After therapy, Caitlin has a much better relationship with her mother: although they still fight, they’re able to manage it better. That’s especially true thanks to the help of her stepfather, who went to the Make A Difference awards with Caitlin’s mother, to watch Caitlin speak about her journey with Youth Focus. The awards, which recognise the contributions of Youth Focus’s partners, are attended by the executives of partner companies, something Caitlin says was a little intimidating. “We were all wearing bright clothes, and my stepdad was in jeans, and I had pink hair, and there were all these businesspeople around,” she says with a laugh. Seeing Caitlin speak, it’s not surprising to hear that when she presented, she won over the crowd. “I cried because I was so happy,” she says. “So many people came up to me afterwards and said, ‘I can understand people because of you.’ Some CEO came up to me and said, “I think I can understand what my daughter’s going through. You’ve really helped me. I was really lost and now I know what I can say to her. I have hope for her.’ I felt so honoured.”
She gave the same speech at the dinner that kicked off last year’s Ride for Youth fundraiser, to remind riders of their purpose for participating. Felicitie was there, and describes the passion of the riders. “You just see people pedalling their little hearts out,” she says. “Not to mention all the fundraising they do before they get on the bike.” She says it’s important riders know why they’re doing the ride, and to feel like what they’re doing is making a difference – Caitlin’s story serves as a reminder of the value of Youth Focus’s work, but also shows her how far she’s come.
“It was just so different,” Caitlin says of the speech. “I couldn’t stop smiling to think that, even a year before that, I’d been so messed up, and now I’m inspiring all these people. Before I even finished the speech, 200 people started clapping and crying with me. It was crazy.” She adds that giving the speeches helped her build confidence – a far cry from just a few years ago, when she couldn’t make a phone call, or catch a bus because she was so scared. “As nervous as I was, I thought, ‘Wow, I’m actually making a difference in these people’s lives’,” Caitlin says. “I can say, ‘This is what’s going on and this is how you can make a difference.’ Not just for young people but for their families as well. We should be able to speak freely about it.”
It’s a notion that resonates with Coleen, who says psychological recovery for young people won’t happen with clinical intervention alone – it needs systemic support, too. “My role is about looking at all the people in a young person’s network,” she says. “How do we help those people to believe that they’ve got such an incredibly important role?

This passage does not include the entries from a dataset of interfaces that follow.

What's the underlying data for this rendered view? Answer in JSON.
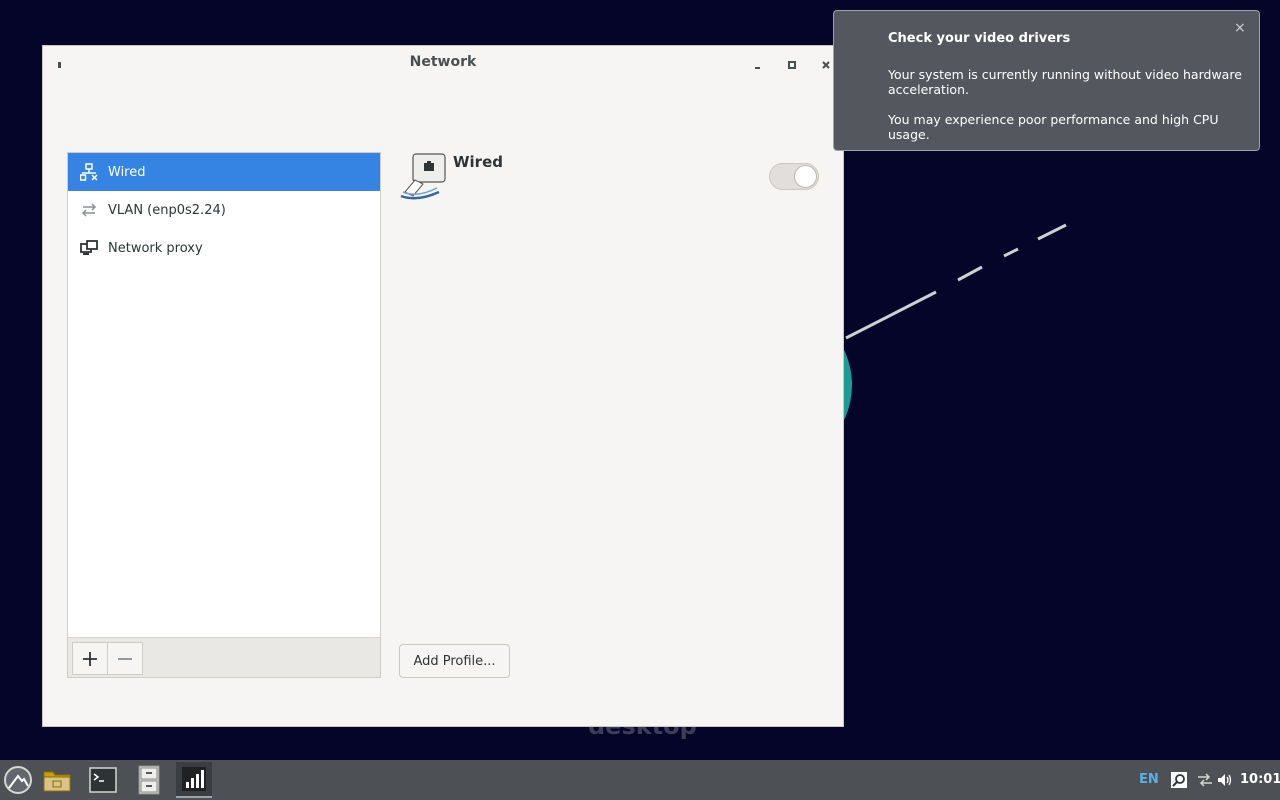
{
  "desktop": {
    "watermark_text": "desktop"
  },
  "window": {
    "title": "Network"
  },
  "sidebar": {
    "items": [
      {
        "label": "Wired",
        "icon": "wired-network-icon",
        "selected": true
      },
      {
        "label": "VLAN (enp0s2.24)",
        "icon": "vlan-arrows-icon",
        "selected": false
      },
      {
        "label": "Network proxy",
        "icon": "network-proxy-icon",
        "selected": false
      }
    ],
    "add_icon": "plus-icon",
    "remove_icon": "minus-icon"
  },
  "detail": {
    "title": "Wired",
    "icon": "ethernet-cable-icon",
    "toggle_state": "off",
    "add_profile_label": "Add Profile..."
  },
  "notification": {
    "title": "Check your video drivers",
    "body_line1": "Your system is currently running without video hardware acceleration.",
    "body_line2": "You may experience poor performance and high CPU usage.",
    "close_glyph": "×"
  },
  "taskbar": {
    "apps": [
      "menu-icon",
      "file-manager-icon",
      "terminal-icon",
      "file-cabinet-icon",
      "network-signal-icon"
    ],
    "language": "EN",
    "clock": "10:01"
  },
  "colors": {
    "desktop_bg": "#05052a",
    "accent": "#3584e4",
    "teal": "#1c9c95",
    "taskbar_bg": "#4d5156",
    "notification_bg": "#54575e"
  }
}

Because we all have a role – everybody who is connected to a young person has a place and a purpose. Don’t underestimate what you can do. Don’t underestimate the value of a kind gesture. I talk to people day in and day out in counselling, and every time people ask me to use one word to describe what comes out, I say ‘loneliness’. A sense of isolation, a sense of disconnection.”
Caitlin agrees. She describes how her moods have changed as she’s received treatment for her depression. “When I was at high school, I just hated it. I isolated myself from people – I was like a recluse. I was depressed all the time and I felt like I would never get better. I had no hopes for the future, didn’t care what happened to me. I avoided thinking about it. But now, life is good.” Caitlin’s now studying psychology at uni, and mentions her boyfriend – they just celebrated their first anniversary – saying, shyly, that she’s pretty happy with herself. “I feel really confident and easygoing,” she says. “I never would have bleached my hair, and used to wear jumpers all the time and cover up my body. And now I feel so much more free. I had pink hair! No one in my head is restricting me.”